**WHAT TO DO:**
How many lines of the listing below contain "Rule"? State the number alone.

**TASK MATERIAL:**

★ ★ ★

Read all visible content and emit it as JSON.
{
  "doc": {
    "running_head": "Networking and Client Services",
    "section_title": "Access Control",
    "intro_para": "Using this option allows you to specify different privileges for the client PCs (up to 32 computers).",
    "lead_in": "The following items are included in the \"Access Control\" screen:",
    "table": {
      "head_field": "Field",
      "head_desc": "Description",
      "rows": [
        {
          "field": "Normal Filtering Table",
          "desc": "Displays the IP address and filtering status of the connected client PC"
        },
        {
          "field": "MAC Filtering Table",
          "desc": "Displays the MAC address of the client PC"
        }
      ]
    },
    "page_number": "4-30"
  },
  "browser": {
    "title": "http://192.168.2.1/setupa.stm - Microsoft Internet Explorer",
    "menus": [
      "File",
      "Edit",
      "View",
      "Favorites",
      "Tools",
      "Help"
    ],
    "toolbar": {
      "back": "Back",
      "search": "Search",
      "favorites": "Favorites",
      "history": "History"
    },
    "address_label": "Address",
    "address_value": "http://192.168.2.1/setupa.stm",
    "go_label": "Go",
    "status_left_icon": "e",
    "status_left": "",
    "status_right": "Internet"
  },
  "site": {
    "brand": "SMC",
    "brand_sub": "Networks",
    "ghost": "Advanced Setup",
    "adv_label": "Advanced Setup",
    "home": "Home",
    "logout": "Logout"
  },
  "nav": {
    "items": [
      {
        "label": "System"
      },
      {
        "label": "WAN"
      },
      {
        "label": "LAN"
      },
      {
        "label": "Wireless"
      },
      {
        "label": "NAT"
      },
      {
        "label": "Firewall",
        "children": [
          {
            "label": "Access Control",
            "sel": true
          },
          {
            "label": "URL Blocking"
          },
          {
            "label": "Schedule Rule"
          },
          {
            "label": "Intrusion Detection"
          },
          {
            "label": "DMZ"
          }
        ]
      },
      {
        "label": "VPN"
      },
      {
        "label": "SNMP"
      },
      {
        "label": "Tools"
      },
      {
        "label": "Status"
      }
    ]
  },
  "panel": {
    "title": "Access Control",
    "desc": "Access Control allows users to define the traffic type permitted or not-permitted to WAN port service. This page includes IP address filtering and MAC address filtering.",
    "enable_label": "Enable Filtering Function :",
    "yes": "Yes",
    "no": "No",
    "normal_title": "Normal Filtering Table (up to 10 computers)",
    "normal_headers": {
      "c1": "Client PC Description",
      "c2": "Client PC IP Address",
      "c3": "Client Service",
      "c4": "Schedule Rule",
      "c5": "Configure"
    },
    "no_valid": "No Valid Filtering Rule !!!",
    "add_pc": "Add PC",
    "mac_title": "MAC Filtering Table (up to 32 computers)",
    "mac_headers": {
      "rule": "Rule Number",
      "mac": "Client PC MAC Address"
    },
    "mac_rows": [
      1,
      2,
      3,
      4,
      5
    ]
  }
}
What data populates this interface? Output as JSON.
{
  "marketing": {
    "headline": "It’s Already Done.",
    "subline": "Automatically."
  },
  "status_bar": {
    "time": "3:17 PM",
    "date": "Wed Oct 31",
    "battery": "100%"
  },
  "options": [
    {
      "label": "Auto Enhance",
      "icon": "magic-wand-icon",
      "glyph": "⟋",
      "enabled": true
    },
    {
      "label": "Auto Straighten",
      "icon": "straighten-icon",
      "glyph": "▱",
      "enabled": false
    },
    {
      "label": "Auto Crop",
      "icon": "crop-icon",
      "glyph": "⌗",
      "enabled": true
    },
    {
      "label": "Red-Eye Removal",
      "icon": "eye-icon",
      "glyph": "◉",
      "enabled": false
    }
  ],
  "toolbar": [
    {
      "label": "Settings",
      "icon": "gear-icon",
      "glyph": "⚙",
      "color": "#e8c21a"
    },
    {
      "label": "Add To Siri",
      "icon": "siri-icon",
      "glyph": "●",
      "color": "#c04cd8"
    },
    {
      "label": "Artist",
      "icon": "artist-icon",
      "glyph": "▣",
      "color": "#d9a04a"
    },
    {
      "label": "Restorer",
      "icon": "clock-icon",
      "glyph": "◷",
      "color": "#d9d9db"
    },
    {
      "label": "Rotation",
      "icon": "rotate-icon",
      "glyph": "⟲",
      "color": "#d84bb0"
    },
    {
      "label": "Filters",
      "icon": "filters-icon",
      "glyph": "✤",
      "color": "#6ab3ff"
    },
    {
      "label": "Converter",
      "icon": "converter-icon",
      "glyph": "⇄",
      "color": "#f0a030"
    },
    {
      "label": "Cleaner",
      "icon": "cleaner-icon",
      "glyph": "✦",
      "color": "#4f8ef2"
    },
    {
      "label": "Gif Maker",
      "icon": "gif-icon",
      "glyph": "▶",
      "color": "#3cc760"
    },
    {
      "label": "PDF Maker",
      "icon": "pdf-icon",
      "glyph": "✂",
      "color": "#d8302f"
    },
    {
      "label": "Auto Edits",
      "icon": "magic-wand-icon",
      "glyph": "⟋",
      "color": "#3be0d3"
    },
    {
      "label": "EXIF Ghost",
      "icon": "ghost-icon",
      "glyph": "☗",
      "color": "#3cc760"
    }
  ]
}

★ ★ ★

**EXERCISE OUTPUT:**
4